The Abdullah team claimed that votes from around 2826 polling stations had been left out of the count and had not been announced in the preliminary final result – something his team had not brought up during the open sessions. He claimed that this added up to a total of one million missing votes (“2826 polling station times at least 350 votes in each = 989,100 votes”). Additionally, Abdullah’s team mentioned that 30,491 votes had been added to the final preliminary result, but provided no details or elaboration of why this would be a problem (the IEC did indeed add votes, after re-including 291 pending polling stations – see also here). Also, according to Abdullah’s camp, around 563,000 votes (presumably of their main rival) should have been invalidated because their result forms did not have an IEC stamp, the proper serial numbers or the required observers signatures; or because they had been filled in with the same handwriting or showed other signs of having been ‘manipulated’. Murad in quick succession and difficult to follow, showed lists of polling stations the Abdullah team would like to see disqualified. More exact data, such as the numbers of the polling stations the team found suspicious or the scan copies of the result forms in question, was not given.

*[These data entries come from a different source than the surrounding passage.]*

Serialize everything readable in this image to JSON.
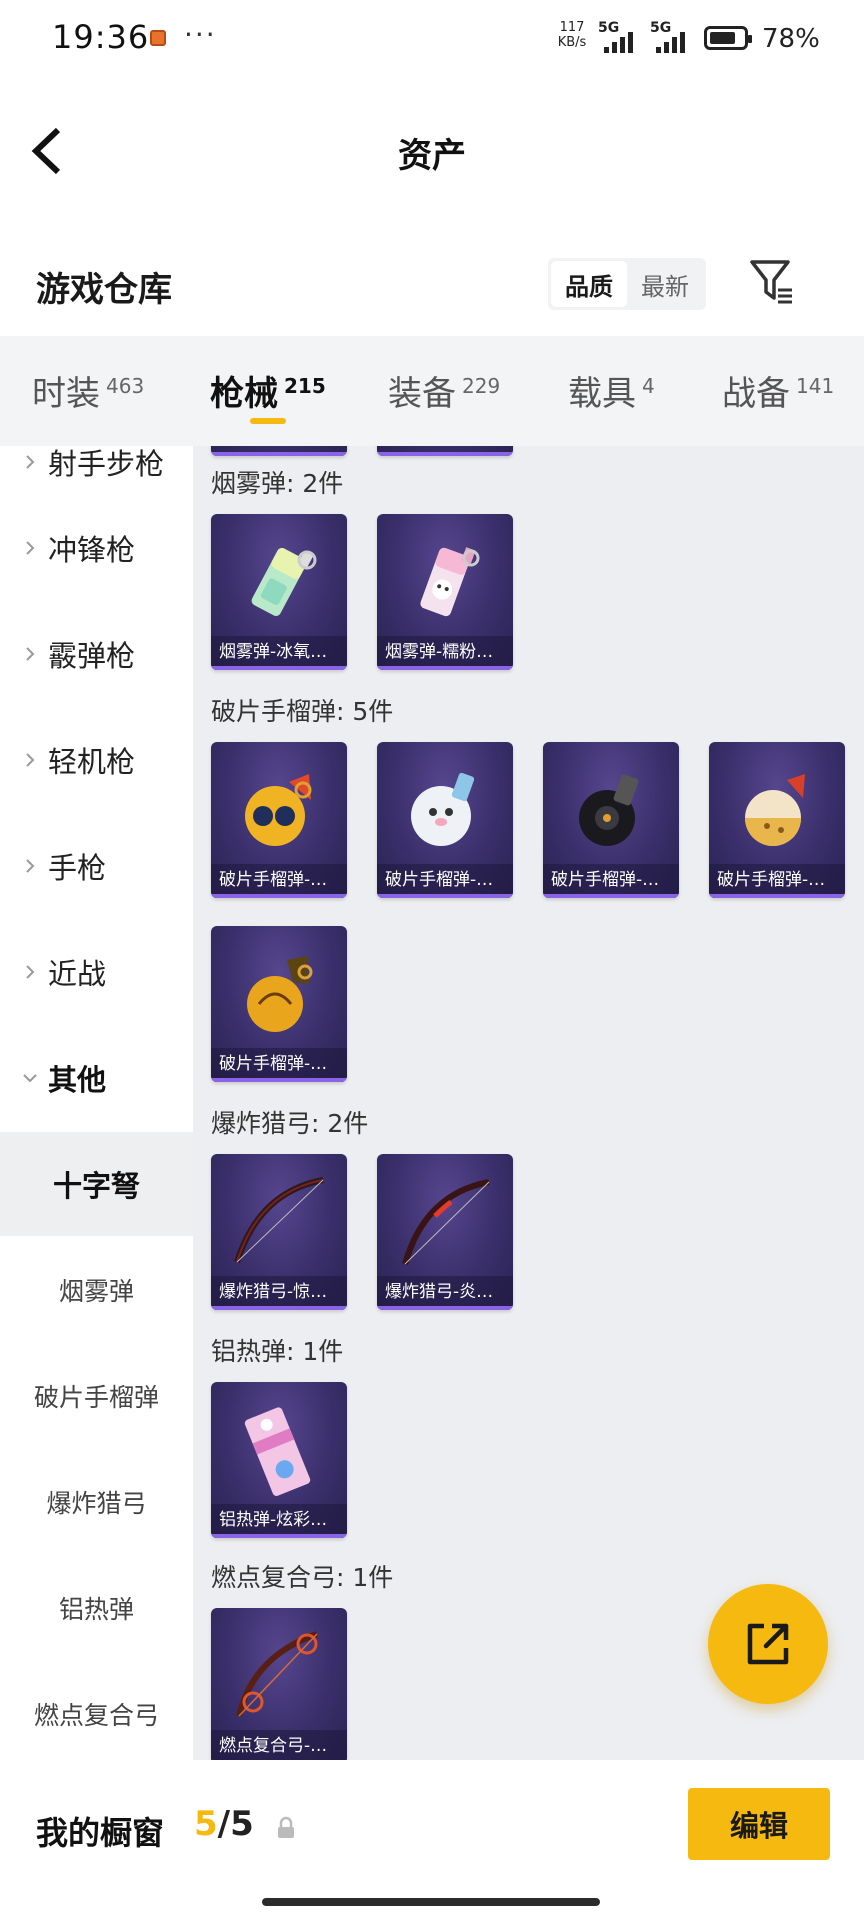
{
  "status_bar": {
    "time": "19:36",
    "speed_value": "117",
    "speed_unit": "KB/s",
    "sim1": "5G",
    "sim2": "5G",
    "battery": "78%",
    "battery_level": 0.78
  },
  "header": {
    "title": "资产"
  },
  "warehouse": {
    "title": "游戏仓库",
    "sort_options": [
      "品质",
      "最新"
    ],
    "sort_selected": "品质"
  },
  "category_tabs": [
    {
      "label": "时装",
      "count": "463"
    },
    {
      "label": "枪械",
      "count": "215",
      "active": true
    },
    {
      "label": "装备",
      "count": "229"
    },
    {
      "label": "载具",
      "count": "4"
    },
    {
      "label": "战备",
      "count": "141"
    }
  ],
  "sidebar": {
    "partial_item": "射手步枪",
    "groups": [
      "冲锋枪",
      "霰弹枪",
      "轻机枪",
      "手枪",
      "近战",
      "其他"
    ],
    "sub_items": [
      "十字弩",
      "烟雾弹",
      "破片手榴弹",
      "爆炸猎弓",
      "铝热弹",
      "燃点复合弓"
    ],
    "active_sub": "十字弩"
  },
  "sections": [
    {
      "title": "烟雾弹: 2件",
      "items": [
        "烟雾弹-冰氧…",
        "烟雾弹-糯粉…"
      ]
    },
    {
      "title": "破片手榴弹: 5件",
      "items": [
        "破片手榴弹-…",
        "破片手榴弹-…",
        "破片手榴弹-…",
        "破片手榴弹-…",
        "破片手榴弹-…"
      ]
    },
    {
      "title": "爆炸猎弓: 2件",
      "items": [
        "爆炸猎弓-惊…",
        "爆炸猎弓-炎…"
      ]
    },
    {
      "title": "铝热弹: 1件",
      "items": [
        "铝热弹-炫彩…"
      ]
    },
    {
      "title": "燃点复合弓: 1件",
      "items": [
        "燃点复合弓-…"
      ]
    }
  ],
  "bottom_bar": {
    "window_label": "我的橱窗",
    "window_current": "5",
    "window_sep": "/",
    "window_max": "5",
    "edit_label": "编辑"
  },
  "colors": {
    "accent": "#f6b90f",
    "card_bg": "#3a2f6b",
    "card_edge": "#8a63e6"
  },
  "icons": [
    "back-arrow-icon",
    "filter-icon",
    "chevron-right-icon",
    "chevron-down-icon",
    "share-icon",
    "lock-icon"
  ]
}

Overall, the open sessions were helpful in understanding the enormity of the task the IECC was faced with, as well as the nature of the evidence they appeared to have based decisions on, but there was a total lack of transparency when it came to the decision-making. Since no decision was made in the open sessions, the IECC commissioners, in effect, opened the door to suspicions that they could just have ignored all they heard during the sessions and may have even made their decisions before hand, behind closed doors. There were other flaws in the system. For example, due to the absence of an IEC representative in the sessions, IECC commissioners were forced to defend the IEC’s stands, which is awkward, given that the IECC should also deal with complaints against the IEC. Consequently, candidates’ representatives had to deal with the IECC as if it was the body responsible for the alleged fraud by IEC officials. Later, they had to deal with the IECC as the body judging whether IEC fraud had taken place.
In the planned second round, the IECC needs to have a far clearer and more transparent mechanism to address complaints which also enables people to understand its decision-making. There should be more time to discuss complaints in detail, with special attention given to the need to provide eligible, watertight evidence. In addition, there should be an IEC representative in every session who can directly answer the concerns of candidates’ representatives and release the IECC from a situation where it is forced to defend the IEC’s decisions. It is clear that, especially if second round voting is close, the IECC will need procedures which work, which are trustworthy and which, as far as possible, are transparent enough that candidates do not suspect – or cannot claim – behind-the-scenes manipulation of the vote.
(1) According to the Law on Duties and Responsibilities of the IEC and IECC, all complaints, minor or major, ultimately need to be dealt with. IECC office, spokesman, Nader Mohseni told reporters that the Category B and C complaints would be addressed later and that, even after the final results were announced, investigations into complaints could still be launched, for example, in cases concerning the misconduct of policemen or IEC staff.
This article was last updated on 9 Mar 2020
Independent Electoral Complaints Commission